To the editor:

It is of significant moment that Stanley Pons and Martin Fleischmann are making what may well be one of mankind's most life-transforming discoveries since the discovery of electricity. Many significant things have and will come from our modestly-populated state. We owe a deep debt of gratitude to Pons for having come to the University of Utah.Their potentially overwhelming contribution to the world came from their research. Hopefully, their efforts will persuade those voices that feel the university should do far more teaching and much less research.

Whether fusion ever brings substantial economic development to our state is speculative at this time, but as important, or more so, is whether this discovery could significantly affect the source of energy for all the world.

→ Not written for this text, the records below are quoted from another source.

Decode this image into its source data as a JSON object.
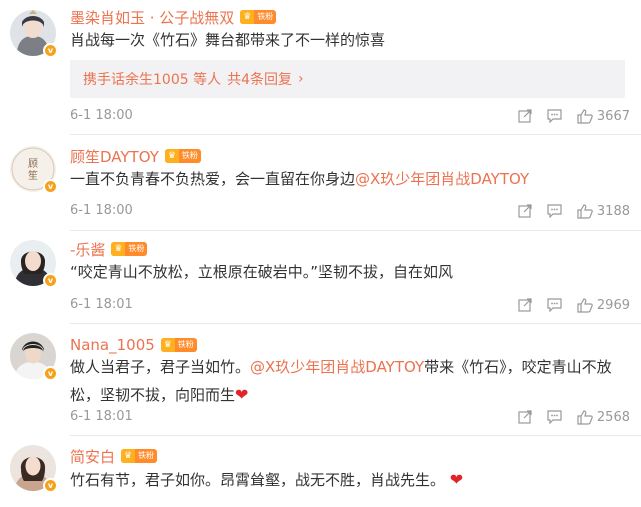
{
  "colors": {
    "accent": "#eb7350",
    "text": "#333333",
    "meta": "#999999",
    "reply_bg": "#f2f2f5",
    "heart": "#e0242b",
    "vip_badge": "#f7a11a"
  },
  "fan_badge_label": "铁粉",
  "vip_badge_letter": "v",
  "comments": [
    {
      "username": "墨染肖如玉 · 公子战無双",
      "text": "肖战每一次《竹石》舞台都带来了不一样的惊喜",
      "reply": {
        "who": "携手话余生1005 等人",
        "count": "共4条回复",
        "arrow": "›"
      },
      "time": "6-1 18:00",
      "likes": "3667"
    },
    {
      "username": "顾笙DAYTOY",
      "text_before": "一直不负青春不负热爱，会一直留在你身边",
      "mention": "@X玖少年团肖战DAYTOY",
      "time": "6-1 18:00",
      "likes": "3188"
    },
    {
      "username": "-乐酱",
      "text": "“咬定青山不放松，立根原在破岩中。”坚韧不拔，自在如风",
      "time": "6-1 18:01",
      "likes": "2969"
    },
    {
      "username": "Nana_1005",
      "text_before": "做人当君子，君子当如竹。",
      "mention": "@X玖少年团肖战DAYTOY",
      "text_after": "带来《竹石》，咬定青山不放松，坚韧不拔，向阳而生",
      "time": "6-1 18:01",
      "likes": "2568"
    },
    {
      "username": "简安白",
      "text": "竹石有节，君子如你。昂霄耸壑，战无不胜，肖战先生。"
    }
  ]
}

Whether some of us have been here for six generations, six years or six months, Utah is still a very special place and will continue so to be. Our economy is not strong, but our people are. We have known since 1847 that there was more gold in other hills than in ours, but our families decided to stay and "till the rocky soil."

I hope that Pons and his family realize what hope and anticipation he has breathed into the fabric of our community and state. the potential benefits will possibly not be fully realized in my lifetime but hopefully in the generation of my children and grandchildren.

The U. officials, the governor and the Legislature have all responded in a timely and appropriate way and we should be grateful and supportive.

John Preston Creer

Salt Lake City